Aim of the exercise - Go through the entries and count the lines with the string "service" in them. Give only that number.

_ _ _ _ _ _ _

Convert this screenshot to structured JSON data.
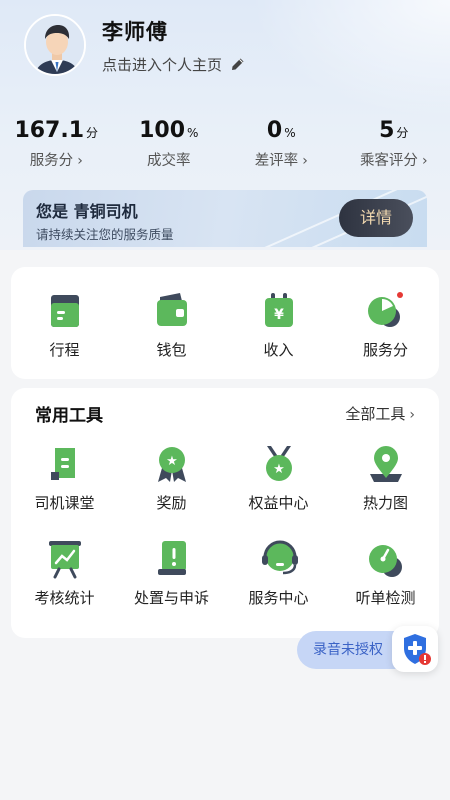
{
  "profile": {
    "name": "李师傅",
    "link_label": "点击进入个人主页"
  },
  "stats": [
    {
      "value": "167.1",
      "unit": "分",
      "label": "服务分",
      "has_arrow": true
    },
    {
      "value": "100",
      "unit": "%",
      "label": "成交率",
      "has_arrow": false
    },
    {
      "value": "0",
      "unit": "%",
      "label": "差评率",
      "has_arrow": true
    },
    {
      "value": "5",
      "unit": "分",
      "label": "乘客评分",
      "has_arrow": true
    }
  ],
  "level_banner": {
    "prefix": "您是",
    "level": "青铜司机",
    "subtitle": "请持续关注您的服务质量",
    "button": "详情"
  },
  "quick_entries": [
    {
      "label": "行程",
      "icon": "itinerary-icon"
    },
    {
      "label": "钱包",
      "icon": "wallet-icon"
    },
    {
      "label": "收入",
      "icon": "income-icon"
    },
    {
      "label": "服务分",
      "icon": "service-score-icon"
    }
  ],
  "tools": {
    "title": "常用工具",
    "all_label": "全部工具",
    "items": [
      {
        "label": "司机课堂",
        "icon": "driver-class-icon"
      },
      {
        "label": "奖励",
        "icon": "reward-icon"
      },
      {
        "label": "权益中心",
        "icon": "benefits-icon"
      },
      {
        "label": "热力图",
        "icon": "heatmap-icon"
      },
      {
        "label": "考核统计",
        "icon": "assessment-stats-icon"
      },
      {
        "label": "处置与申诉",
        "icon": "appeal-icon"
      },
      {
        "label": "服务中心",
        "icon": "service-center-icon"
      },
      {
        "label": "听单检测",
        "icon": "order-detection-icon"
      }
    ]
  },
  "floating": {
    "recording_label": "录音未授权",
    "shield_icon": "shield-alert-icon"
  },
  "colors": {
    "accent_green": "#4caf50",
    "icon_dark": "#3f4a5c",
    "pill_bg": "#c6d6f6",
    "pill_text": "#3b63c6",
    "alert_red": "#e53935"
  }
}
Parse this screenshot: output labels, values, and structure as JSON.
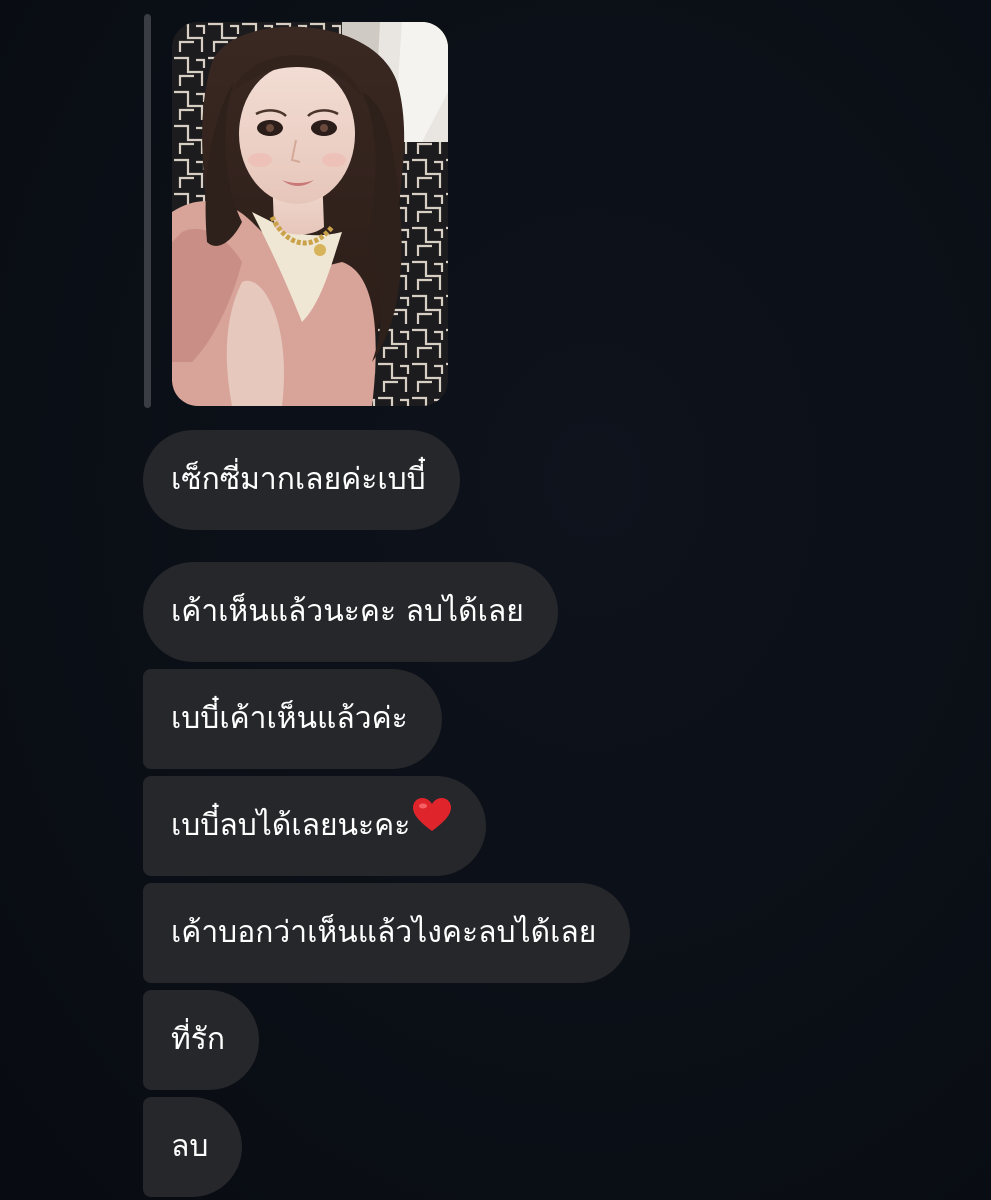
{
  "messages": [
    {
      "text": "เซ็กซี่มากเลยค่ะเบบี๋"
    },
    {
      "text": "เค้าเห็นแล้วนะคะ ลบได้เลย"
    },
    {
      "text": "เบบี๋เค้าเห็นแล้วค่ะ"
    },
    {
      "text": "เบบี๋ลบได้เลยนะคะ",
      "emoji": "red-heart-icon"
    },
    {
      "text": "เค้าบอกว่าเห็นแล้วไงคะลบได้เลย"
    },
    {
      "text": "ที่รัก"
    },
    {
      "text": "ลบ"
    }
  ],
  "colors": {
    "background": "#0b0f17",
    "bubble": "#26272b",
    "reply_bar": "#3a3d44",
    "text": "#ffffff",
    "heart": "#e0242b"
  }
}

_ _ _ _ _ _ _

Reply - 2